Goal of the exercise:
Copy each of the records exactly.

Data section:

+ + + + +

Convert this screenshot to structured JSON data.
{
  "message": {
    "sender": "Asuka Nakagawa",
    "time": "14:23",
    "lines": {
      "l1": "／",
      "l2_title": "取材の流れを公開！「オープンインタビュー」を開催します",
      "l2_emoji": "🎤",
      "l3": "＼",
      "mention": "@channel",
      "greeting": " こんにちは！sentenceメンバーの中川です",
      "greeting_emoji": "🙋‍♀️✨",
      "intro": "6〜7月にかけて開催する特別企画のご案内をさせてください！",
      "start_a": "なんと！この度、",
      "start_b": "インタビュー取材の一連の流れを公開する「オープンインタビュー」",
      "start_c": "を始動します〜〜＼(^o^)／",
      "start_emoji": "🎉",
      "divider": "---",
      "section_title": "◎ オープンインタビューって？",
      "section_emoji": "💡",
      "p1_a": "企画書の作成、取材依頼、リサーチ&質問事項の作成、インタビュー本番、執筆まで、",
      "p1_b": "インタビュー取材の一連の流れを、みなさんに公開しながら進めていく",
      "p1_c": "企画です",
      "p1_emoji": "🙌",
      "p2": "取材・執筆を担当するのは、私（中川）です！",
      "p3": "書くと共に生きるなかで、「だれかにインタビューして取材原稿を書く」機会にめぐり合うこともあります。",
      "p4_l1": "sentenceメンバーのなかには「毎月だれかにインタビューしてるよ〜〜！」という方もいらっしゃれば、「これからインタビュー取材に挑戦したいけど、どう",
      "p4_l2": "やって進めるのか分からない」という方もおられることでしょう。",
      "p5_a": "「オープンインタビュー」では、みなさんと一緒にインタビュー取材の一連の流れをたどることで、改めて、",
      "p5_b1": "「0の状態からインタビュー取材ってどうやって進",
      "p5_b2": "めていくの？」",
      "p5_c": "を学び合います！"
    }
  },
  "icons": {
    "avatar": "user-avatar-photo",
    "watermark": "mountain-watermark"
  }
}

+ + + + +

Exercise result:
Convert this screenshot to structured JSON data.
{
  "message": {
    "sender": "Asuka Nakagawa",
    "time": "14:23",
    "lines": {
      "l1": "／",
      "l2_title": "取材の流れを公開！「オープンインタビュー」を開催します",
      "l2_emoji": "🎤",
      "l3": "＼",
      "mention": "@channel",
      "greeting": " こんにちは！sentenceメンバーの中川です",
      "greeting_emoji": "🙋‍♀️✨",
      "intro": "6〜7月にかけて開催する特別企画のご案内をさせてください！",
      "start_a": "なんと！この度、",
      "start_b": "インタビュー取材の一連の流れを公開する「オープンインタビュー」",
      "start_c": "を始動します〜〜＼(^o^)／",
      "start_emoji": "🎉",
      "divider": "---",
      "section_title": "◎ オープンインタビューって？",
      "section_emoji": "💡",
      "p1_a": "企画書の作成、取材依頼、リサーチ&質問事項の作成、インタビュー本番、執筆まで、",
      "p1_b": "インタビュー取材の一連の流れを、みなさんに公開しながら進めていく",
      "p1_c": "企画です",
      "p1_emoji": "🙌",
      "p2": "取材・執筆を担当するのは、私（中川）です！",
      "p3": "書くと共に生きるなかで、「だれかにインタビューして取材原稿を書く」機会にめぐり合うこともあります。",
      "p4_l1": "sentenceメンバーのなかには「毎月だれかにインタビューしてるよ〜〜！」という方もいらっしゃれば、「これからインタビュー取材に挑戦したいけど、どう",
      "p4_l2": "やって進めるのか分からない」という方もおられることでしょう。",
      "p5_a": "「オープンインタビュー」では、みなさんと一緒にインタビュー取材の一連の流れをたどることで、改めて、",
      "p5_b1": "「0の状態からインタビュー取材ってどうやって進",
      "p5_b2": "めていくの？」",
      "p5_c": "を学び合います！"
    }
  },
  "icons": {
    "avatar": "user-avatar-photo",
    "watermark": "mountain-watermark"
  }
}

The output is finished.